### [Component data from apps and pages]

<<<<

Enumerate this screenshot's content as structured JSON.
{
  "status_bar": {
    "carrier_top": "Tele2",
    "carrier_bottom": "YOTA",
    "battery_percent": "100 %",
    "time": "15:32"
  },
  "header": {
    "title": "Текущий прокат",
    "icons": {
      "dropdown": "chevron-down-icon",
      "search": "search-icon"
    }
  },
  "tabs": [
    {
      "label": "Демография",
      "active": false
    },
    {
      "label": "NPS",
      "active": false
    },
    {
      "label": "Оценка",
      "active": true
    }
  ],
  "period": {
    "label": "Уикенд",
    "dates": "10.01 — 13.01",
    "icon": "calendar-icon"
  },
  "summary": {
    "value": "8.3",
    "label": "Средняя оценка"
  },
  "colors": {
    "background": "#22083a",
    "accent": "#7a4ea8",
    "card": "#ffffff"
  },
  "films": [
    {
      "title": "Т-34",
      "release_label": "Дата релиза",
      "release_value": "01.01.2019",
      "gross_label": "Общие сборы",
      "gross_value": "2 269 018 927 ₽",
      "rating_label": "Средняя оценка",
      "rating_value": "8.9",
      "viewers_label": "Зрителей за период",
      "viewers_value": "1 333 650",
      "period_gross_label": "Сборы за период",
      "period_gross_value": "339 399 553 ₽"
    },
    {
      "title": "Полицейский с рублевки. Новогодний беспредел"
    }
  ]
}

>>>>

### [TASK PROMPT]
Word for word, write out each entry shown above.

### [RESPONSE AREA]
Enumerate this screenshot's content as structured JSON.
{
  "status_bar": {
    "carrier_top": "Tele2",
    "carrier_bottom": "YOTA",
    "battery_percent": "100 %",
    "time": "15:32"
  },
  "header": {
    "title": "Текущий прокат",
    "icons": {
      "dropdown": "chevron-down-icon",
      "search": "search-icon"
    }
  },
  "tabs": [
    {
      "label": "Демография",
      "active": false
    },
    {
      "label": "NPS",
      "active": false
    },
    {
      "label": "Оценка",
      "active": true
    }
  ],
  "period": {
    "label": "Уикенд",
    "dates": "10.01 — 13.01",
    "icon": "calendar-icon"
  },
  "summary": {
    "value": "8.3",
    "label": "Средняя оценка"
  },
  "colors": {
    "background": "#22083a",
    "accent": "#7a4ea8",
    "card": "#ffffff"
  },
  "films": [
    {
      "title": "Т-34",
      "release_label": "Дата релиза",
      "release_value": "01.01.2019",
      "gross_label": "Общие сборы",
      "gross_value": "2 269 018 927 ₽",
      "rating_label": "Средняя оценка",
      "rating_value": "8.9",
      "viewers_label": "Зрителей за период",
      "viewers_value": "1 333 650",
      "period_gross_label": "Сборы за период",
      "period_gross_value": "339 399 553 ₽"
    },
    {
      "title": "Полицейский с рублевки. Новогодний беспредел"
    }
  ]
}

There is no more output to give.